-Lack of information: If there is limited information available about a security, then it is more likely that the market price will not perfectly reflect all of the available information. This can happen with smaller, less well-known companies, or with new products that have not yet been widely adopted.
-Irrational behavior: If investors are behaving irrationally, then the market price may not reflect all available information. This can happen when investors are influenced by emotions like fear or greed, or when they mistakenly believe that they have inside information about a security.

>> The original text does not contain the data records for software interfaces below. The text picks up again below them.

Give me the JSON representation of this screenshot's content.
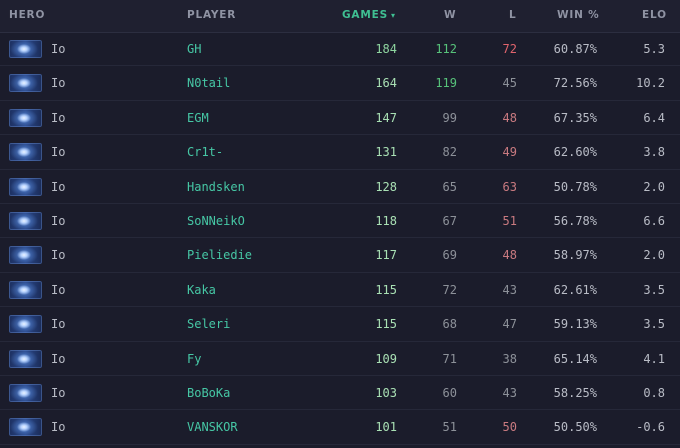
{
  "columns": {
    "hero": "HERO",
    "player": "PLAYER",
    "games": "GAMES",
    "games_sort_indicator": "▾",
    "wins": "W",
    "losses": "L",
    "winrate": "WIN %",
    "elo": "ELO"
  },
  "colors": {
    "background": "#1b1c2b",
    "header_background": "#1f2030",
    "accent_green": "#3fbf92",
    "player_teal": "#46c7a5",
    "win_green": "#57c27a",
    "loss_red": "#e0646d"
  },
  "rows": [
    {
      "hero": "Io",
      "hero_icon": "io-hero-portrait",
      "player": "GH",
      "games": "184",
      "wins": "112",
      "losses": "72",
      "winrate": "60.87%",
      "elo": "5.3"
    },
    {
      "hero": "Io",
      "hero_icon": "io-hero-portrait",
      "player": "N0tail",
      "games": "164",
      "wins": "119",
      "losses": "45",
      "winrate": "72.56%",
      "elo": "10.2"
    },
    {
      "hero": "Io",
      "hero_icon": "io-hero-portrait",
      "player": "EGM",
      "games": "147",
      "wins": "99",
      "losses": "48",
      "winrate": "67.35%",
      "elo": "6.4"
    },
    {
      "hero": "Io",
      "hero_icon": "io-hero-portrait",
      "player": "Cr1t-",
      "games": "131",
      "wins": "82",
      "losses": "49",
      "winrate": "62.60%",
      "elo": "3.8"
    },
    {
      "hero": "Io",
      "hero_icon": "io-hero-portrait",
      "player": "Handsken",
      "games": "128",
      "wins": "65",
      "losses": "63",
      "winrate": "50.78%",
      "elo": "2.0"
    },
    {
      "hero": "Io",
      "hero_icon": "io-hero-portrait",
      "player": "SoNNeikO",
      "games": "118",
      "wins": "67",
      "losses": "51",
      "winrate": "56.78%",
      "elo": "6.6"
    },
    {
      "hero": "Io",
      "hero_icon": "io-hero-portrait",
      "player": "Pieliedie",
      "games": "117",
      "wins": "69",
      "losses": "48",
      "winrate": "58.97%",
      "elo": "2.0"
    },
    {
      "hero": "Io",
      "hero_icon": "io-hero-portrait",
      "player": "Kaka",
      "games": "115",
      "wins": "72",
      "losses": "43",
      "winrate": "62.61%",
      "elo": "3.5"
    },
    {
      "hero": "Io",
      "hero_icon": "io-hero-portrait",
      "player": "Seleri",
      "games": "115",
      "wins": "68",
      "losses": "47",
      "winrate": "59.13%",
      "elo": "3.5"
    },
    {
      "hero": "Io",
      "hero_icon": "io-hero-portrait",
      "player": "Fy",
      "games": "109",
      "wins": "71",
      "losses": "38",
      "winrate": "65.14%",
      "elo": "4.1"
    },
    {
      "hero": "Io",
      "hero_icon": "io-hero-portrait",
      "player": "BoBoKa",
      "games": "103",
      "wins": "60",
      "losses": "43",
      "winrate": "58.25%",
      "elo": "0.8"
    },
    {
      "hero": "Io",
      "hero_icon": "io-hero-portrait",
      "player": "VANSKOR",
      "games": "101",
      "wins": "51",
      "losses": "50",
      "winrate": "50.50%",
      "elo": "-0.6"
    }
  ]
}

-Incomplete markets: If there are restrictions on who can trade a security, or if there is a limited supply of the security, then the market price may not reflect all available information. This can happen with securities that are not publicly traded, or with rare items like art or collectibles. What are the two types of efficiencies in economics? 1. Allocative efficiency: This occurs when resources are being used in the most efficient way to produce the desired output. In other words, it occurs when the correct mix of inputs are being used to produce the correct output.

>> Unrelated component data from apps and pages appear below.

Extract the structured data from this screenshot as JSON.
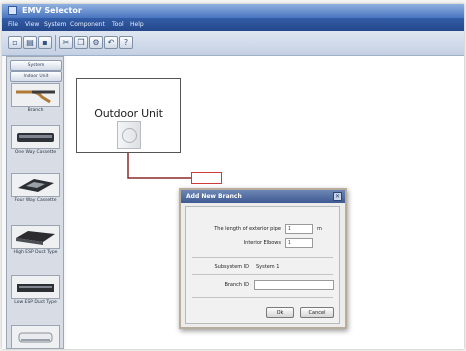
{
  "window": {
    "title": "EMV Selector"
  },
  "menu": [
    "File",
    "View",
    "System",
    "Component",
    "Tool",
    "Help"
  ],
  "sidebar": {
    "headers": [
      "System",
      "Indoor Unit"
    ],
    "items": [
      {
        "label": "Branch",
        "icon": "branch-pipe-icon"
      },
      {
        "label": "One Way Cassette",
        "icon": "one-way-cassette-icon"
      },
      {
        "label": "Four Way Cassette",
        "icon": "four-way-cassette-icon"
      },
      {
        "label": "High ESP Duct Type",
        "icon": "high-esp-duct-icon"
      },
      {
        "label": "Low ESP Duct Type",
        "icon": "low-esp-duct-icon"
      },
      {
        "label": "",
        "icon": "wall-mounted-icon"
      }
    ]
  },
  "canvas": {
    "outdoor_unit_label": "Outdoor Unit"
  },
  "dialog": {
    "title": "Add New Branch",
    "length_label": "The length of exterior pipe",
    "length_value": "1",
    "length_unit": "m",
    "elbows_label": "Interior Elbows",
    "elbows_value": "1",
    "subsystem_label": "Subsystem ID",
    "subsystem_value": "System 1",
    "branch_label": "Branch ID",
    "branch_value": "",
    "ok_label": "Ok",
    "cancel_label": "Cancel"
  },
  "colors": {
    "titlebar": "#4a76c0",
    "menubar": "#2a4f93",
    "connection_line": "#8b2a2a",
    "branch_highlight": "#cf3a3a"
  }
}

2. Productive efficiency: This occurs when resources are being used in the most efficient way to produce a given output. In other words, it occurs when the minimum amount of inputs are being used to produce a given output.
Who proposed the concept of market efficiency? The concept of market efficiency was first proposed by economist Eugene Fama in the 1960s. Fama defined market efficiency as a market where prices fully reflect all available information. In an efficient market, there is no way to consistently outperform the market without taking on additional risk.
Fama's work on market efficiency laid the foundation for the modern field of behavioral finance, which studies the role of investor psychology in financial markets. While Fama's work established that markets are generally efficient, it also showed that there are limits to this efficiency. For example, Fama showed that prices in small-cap stocks are less efficient than prices in large-cap stocks.
Behavioral finance has identified a number of other factors that can lead to market inefficiencies, such as herd behavior, information cascades, and the disposition effect. Despite these inefficiencies, markets still tend to be the best allocation of resources, which is why the concept of market efficiency remains an important part of modern economic thinking.
What is an example of market efficiency?
An example of market efficiency is when the prices of assets reflect all relevant information and there are no opportunities for arbitrage. This means that all market participants have equal access to information and no one has an advantage over anyone else. Prices are said to be efficient if they are "correct" and reflect all relevant information.
What are different forms of efficiency?
There are many different forms of efficiency, but they can broadly be grouped into two categories: allocative efficiency and productive efficiency.
Allocative efficiency occurs when resources are being used to produce the goods and services that consumers demand, in the quantities that they demand. It occurs when there is no way to produce more of one good without sacrificing the production of another good that consumers value more.
Productive efficiency occurs when firms are producing goods and services at the lowest possible cost. This occurs when firms are using the best technology and efficient production methods.